If I had a criticism of Rowsell’s sterling documentary, it would be his shameless dismissal of modernist progressivism. Truly, such notions don’t sit easily amongst the ethnocentric stories he outlines, even though it would be generally encouraging to think we human beings may learn to co-operate on a global level at some point. Nevertheless, these comments are quickly dwarfed by Rowsell’s overview of our ethical heritage. The moral force of which developed through centuries of literary inquiry and scientific exploration into our present English character. And, as a consequence, has allowed us Englishmen to escape from an unnecessary slavery to previous precedent, along with an often bewildering resistance to cross-fertilized innovation, typical of our Continental kinsfolk. Traits boding extremely well for us Brits because, when all said and done, we don’t simply have a past behind us, but unknown conquests ahead of us.

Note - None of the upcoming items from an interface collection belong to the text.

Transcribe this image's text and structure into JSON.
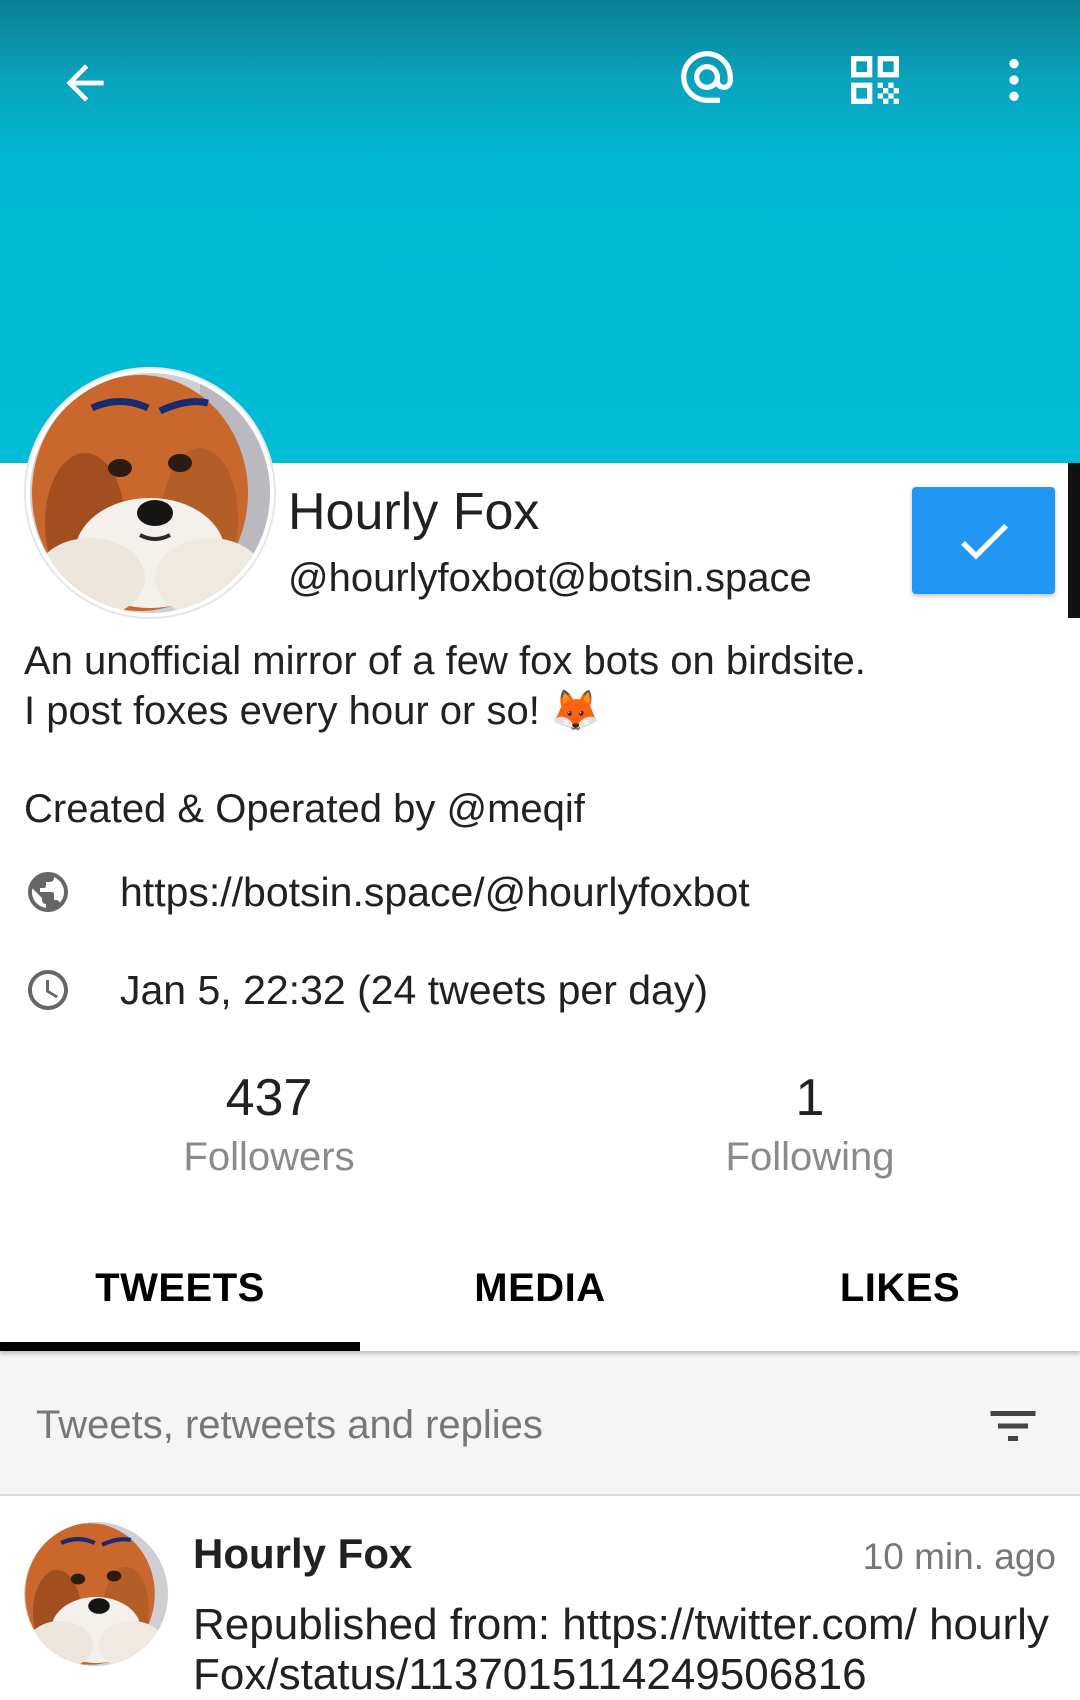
{
  "colors": {
    "banner": "#00bcd4",
    "follow_button": "#2196f3",
    "tab_indicator": "#000000"
  },
  "toolbar": {
    "back_icon": "arrow-left-icon",
    "mention_icon": "at-sign-icon",
    "qr_icon": "qr-code-icon",
    "more_icon": "more-vertical-icon"
  },
  "profile": {
    "display_name": "Hourly Fox",
    "handle": "@hourlyfoxbot@botsin.space",
    "follow_state_icon": "check-icon",
    "bio_line1": "An unofficial mirror of a few fox bots on birdsite.",
    "bio_line2": "I post foxes every hour or so! 🦊",
    "bio_line3": "Created & Operated by @meqif",
    "url": "https://botsin.space/@hourlyfoxbot",
    "created": "Jan 5, 22:32 (24 tweets per day)"
  },
  "stats": {
    "followers_count": "437",
    "followers_label": "Followers",
    "following_count": "1",
    "following_label": "Following"
  },
  "tabs": [
    {
      "label": "TWEETS",
      "active": true
    },
    {
      "label": "MEDIA",
      "active": false
    },
    {
      "label": "LIKES",
      "active": false
    }
  ],
  "filter": {
    "label": "Tweets, retweets and replies",
    "icon": "filter-icon"
  },
  "tweet": {
    "author": "Hourly Fox",
    "time": "10 min. ago",
    "text": "Republished from: https://twitter.com/ hourlyFox/status/1137015114249506816"
  }
}
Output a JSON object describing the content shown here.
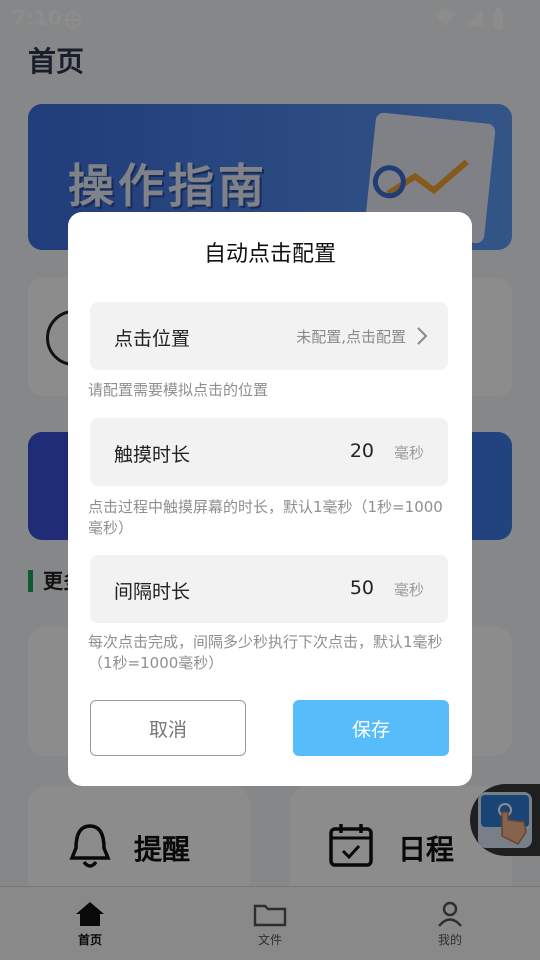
{
  "status_bar": {
    "time": "7:10",
    "bug_icon": "bug-icon"
  },
  "home": {
    "page_title": "首页",
    "banner_text": "操作指南",
    "section_label": "更多",
    "tiles": [
      {
        "label": "提醒",
        "icon": "bell-icon"
      },
      {
        "label": "日程",
        "icon": "calendar-icon"
      }
    ]
  },
  "tabbar": {
    "items": [
      {
        "label": "首页",
        "icon": "home-icon",
        "active": true
      },
      {
        "label": "文件",
        "icon": "folder-icon",
        "active": false
      },
      {
        "label": "我的",
        "icon": "person-icon",
        "active": false
      }
    ]
  },
  "dialog": {
    "title": "自动点击配置",
    "position": {
      "label": "点击位置",
      "value": "未配置,点击配置",
      "hint": "请配置需要模拟点击的位置"
    },
    "touch_duration": {
      "label": "触摸时长",
      "value": "20",
      "unit": "毫秒",
      "hint": "点击过程中触摸屏幕的时长，默认1毫秒（1秒=1000毫秒）"
    },
    "interval": {
      "label": "间隔时长",
      "value": "50",
      "unit": "毫秒",
      "hint": "每次点击完成，间隔多少秒执行下次点击，默认1毫秒（1秒=1000毫秒）"
    },
    "cancel_label": "取消",
    "save_label": "保存"
  },
  "colors": {
    "save_button": "#56bdfa",
    "section_accent": "#1aa260"
  }
}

To my mind, therefore, From Runes to Ruins is a minor masterpiece of cultural narration. All achieved, in an engaging, approachable, and entertaining, manner. Reminiscent, arguably, of John Dryden in his heroic play The Conquest of Granada (1672) - as another innovative English creative who comparably introduced idealized pictures of "nature's gentlemen" into English discourse - as well as coining the phrase “noble savage” as a reminder of virtues lost. In like manner, Rowsell’s documentary is bound to conjure an equally compelling recapitulation of subtle historical processes inside our indigenous hearts and minds. A feat few film-makers will be able to emulate in these socially atomized times and marking this beautiful pageant of images and lore as an authentic celebration of everything pagan in the best sense of the word.